On a hill overlooking Granada, the Alhambra—a sprawling palace-citadel that comprised royal residential quarters, court complexes flanked by official chambers, a bath, and a mosque—was begun in the thirteenth century by Ibn al-Ahmar, founder of the Nasrid dynasty, and was continued by his successors in the fourteenth century. Its most celebrated portions—a series of courtyards surrounded by rooms—present a varied repetoire of Moorish arched, columnar, and domical forms. The romantic imagination of centuries of visitors has been captivated by the special combination of the slender columnar arcades, fountains, and light-reflecting water basins found in those courtyards—the Lion Court in particular; this combination is understood from inscriptions to be a physical realization of descriptions of Paradise in Islamic poetry."
— Marvin Trachtenberg and Isabelle Hyman. Architecture: from Prehistory to Post-Modernism. p219.
Our vsit to the Alhambra located in Granada, Spain was amazing. The richness. The history. We enjoyed the visit and wished we could have stayed longer. Pour une prochaine fois. There are twelve lions and every hour the water spouts out from one of them.
Notice the intricate work. It is truly a site to behold.
The ceiling is made of of wood.
Damage produced in Later Era After the Christian conquest of the city in 1492, the conquerors began to alter the Alhambra. The open work was filled up with whitewash, the painting and gilding effaced, and the furniture soiled, torn, or removed. Charles V (1516–1556) rebuilt portions in the Renaissance style of the period and destroyed the greater part of the winter palace to make room for a Renaissance-style structure which has never been completed.

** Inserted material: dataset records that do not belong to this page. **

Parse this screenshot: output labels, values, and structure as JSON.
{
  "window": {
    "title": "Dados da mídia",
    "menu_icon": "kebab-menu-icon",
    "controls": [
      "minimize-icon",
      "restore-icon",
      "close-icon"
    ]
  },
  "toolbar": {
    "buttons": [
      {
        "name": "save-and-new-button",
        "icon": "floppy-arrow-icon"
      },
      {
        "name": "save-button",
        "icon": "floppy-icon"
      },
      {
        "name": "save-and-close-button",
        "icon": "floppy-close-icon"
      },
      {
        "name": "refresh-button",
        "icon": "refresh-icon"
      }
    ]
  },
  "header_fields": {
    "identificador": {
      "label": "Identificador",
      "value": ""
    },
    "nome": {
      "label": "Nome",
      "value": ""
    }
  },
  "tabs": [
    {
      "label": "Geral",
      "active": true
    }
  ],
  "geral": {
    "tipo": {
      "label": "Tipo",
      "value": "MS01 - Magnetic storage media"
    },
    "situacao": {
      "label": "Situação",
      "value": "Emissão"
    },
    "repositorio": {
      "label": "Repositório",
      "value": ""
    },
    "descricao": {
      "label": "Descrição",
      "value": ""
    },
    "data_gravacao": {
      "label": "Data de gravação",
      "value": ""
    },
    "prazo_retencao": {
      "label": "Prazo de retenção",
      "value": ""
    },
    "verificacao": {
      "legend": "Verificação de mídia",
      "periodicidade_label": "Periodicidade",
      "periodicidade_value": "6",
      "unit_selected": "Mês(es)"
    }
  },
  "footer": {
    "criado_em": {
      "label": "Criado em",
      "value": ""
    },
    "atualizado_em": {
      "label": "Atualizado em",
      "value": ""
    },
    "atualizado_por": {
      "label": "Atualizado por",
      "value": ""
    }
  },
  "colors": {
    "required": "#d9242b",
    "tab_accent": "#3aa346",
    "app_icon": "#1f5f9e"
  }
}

Phillip V (1700–1746) Italianised the rooms and completed his palace in the middle of what had been the Moorish building; he had partitions constructed which blocked up whole apartments.